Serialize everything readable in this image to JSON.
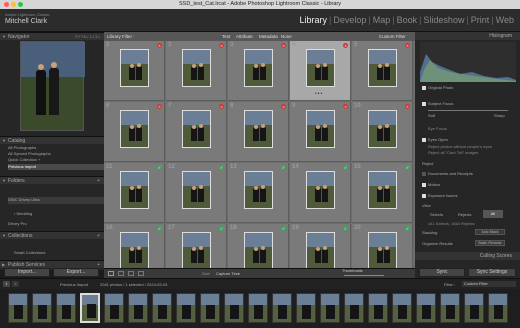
{
  "window": {
    "title": "SSD_test_Cat.lrcat - Adobe Photoshop Lightroom Classic - Library"
  },
  "identity": {
    "line1": "Adobe Lightroom Classic",
    "line2": "Mitchell Clark"
  },
  "modules": [
    "Library",
    "Develop",
    "Map",
    "Book",
    "Slideshow",
    "Print",
    "Web"
  ],
  "navigator": {
    "title": "Navigator",
    "zoom": "FIT  FILL  1:1  3:1"
  },
  "catalog": {
    "title": "Catalog",
    "items": [
      {
        "label": "All Photographs",
        "count": "2041"
      },
      {
        "label": "All Synced Photographs",
        "count": "0"
      },
      {
        "label": "Quick Collection +",
        "count": "0"
      },
      {
        "label": "Previous Import",
        "count": "2041"
      }
    ]
  },
  "folders": {
    "title": "Folders",
    "volume": "DWC Drivey Ultra",
    "volume_size": "1.8 / 1.8 TB",
    "folder": "Wedding",
    "folder_count": "2041",
    "extra": "Drivey Pro"
  },
  "collections": {
    "title": "Collections",
    "item": "Smart Collections"
  },
  "publish": {
    "title": "Publish Services"
  },
  "buttons": {
    "import": "Import...",
    "export": "Export..."
  },
  "filterbar": {
    "label": "Library Filter :",
    "text": "Text",
    "attribute": "Attribute",
    "metadata": "Metadata",
    "none": "None",
    "custom": "Custom Filter"
  },
  "histogram": {
    "title": "Histogram",
    "original": "Original Photo"
  },
  "right_panel": {
    "subject_focus": "Subject Focus",
    "soft": "Soft",
    "sharp": "Sharp",
    "eye_focus": "Eye Focus",
    "eyes_open": "Eyes Open",
    "eyes_note1": "Reject photos without people's eyes",
    "eyes_note2": "Reject all \"Card Tell\" images",
    "reject": "Reject",
    "dups": "Documents and Receipts",
    "motion": "Motion",
    "exposure": "Exposure Issues",
    "view": "View",
    "selects": "Selects",
    "rejects": "Rejects",
    "all": "All",
    "summary": "441 Selects, 1664 Rejects",
    "stacking": "Stacking",
    "auto_stack": "Auto Stack",
    "organize": "Organize Results",
    "batch_rename": "Batch Rename",
    "culling": "Culling Scores",
    "sync": "Sync",
    "sync_settings": "Sync Settings"
  },
  "toolbar": {
    "sort": "Sort:",
    "sort_value": "Capture Time",
    "thumbnails": "Thumbnails"
  },
  "filmstrip": {
    "pages": [
      "1",
      "2"
    ],
    "source": "Previous Import",
    "info": "2041 photos / 1 selected / 2024-03-03",
    "filter": "Filter :",
    "filter_value": "Custom Filter"
  },
  "grid_cells": [
    {
      "n": "1",
      "badge": "reject"
    },
    {
      "n": "2",
      "badge": "reject"
    },
    {
      "n": "3",
      "badge": "reject"
    },
    {
      "n": "4",
      "badge": "reject"
    },
    {
      "n": "5",
      "badge": "reject"
    },
    {
      "n": "6",
      "badge": "reject"
    },
    {
      "n": "7",
      "badge": "reject"
    },
    {
      "n": "8",
      "badge": "reject"
    },
    {
      "n": "9",
      "badge": "reject"
    },
    {
      "n": "10",
      "badge": "reject"
    },
    {
      "n": "11",
      "badge": "select"
    },
    {
      "n": "12",
      "badge": "select"
    },
    {
      "n": "13",
      "badge": "select"
    },
    {
      "n": "14",
      "badge": "select"
    },
    {
      "n": "15",
      "badge": "select"
    },
    {
      "n": "16",
      "badge": "select"
    },
    {
      "n": "17",
      "badge": "select"
    },
    {
      "n": "18",
      "badge": "select"
    },
    {
      "n": "19",
      "badge": "select"
    },
    {
      "n": "20",
      "badge": "select"
    }
  ],
  "colors": {
    "reject": "#d23a3a",
    "select": "#3aa65a",
    "accent": "#4a4a4a"
  }
}
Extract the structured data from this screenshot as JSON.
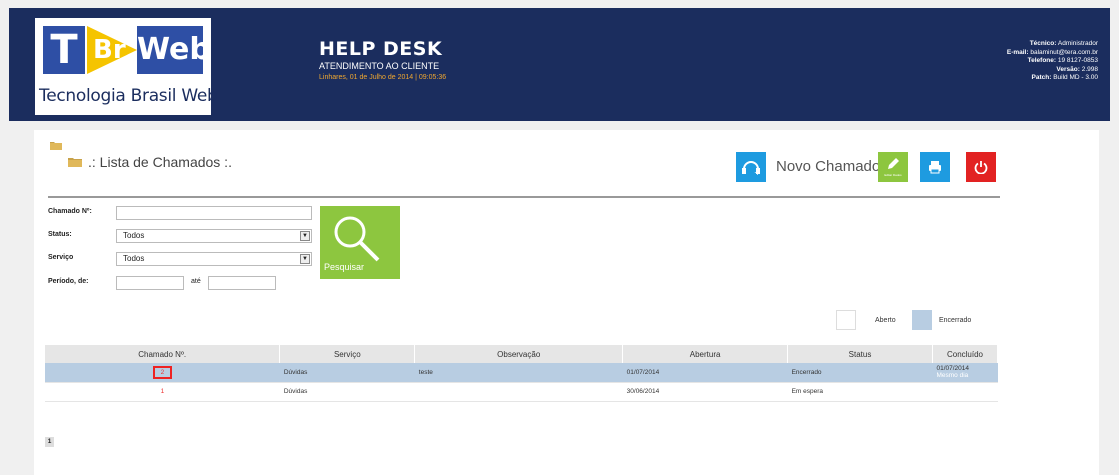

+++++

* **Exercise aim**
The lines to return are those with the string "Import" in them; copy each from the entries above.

* **Written reply**
        "label": "Previous Import",
    "import": "Import...",
    "source": "Previous Import",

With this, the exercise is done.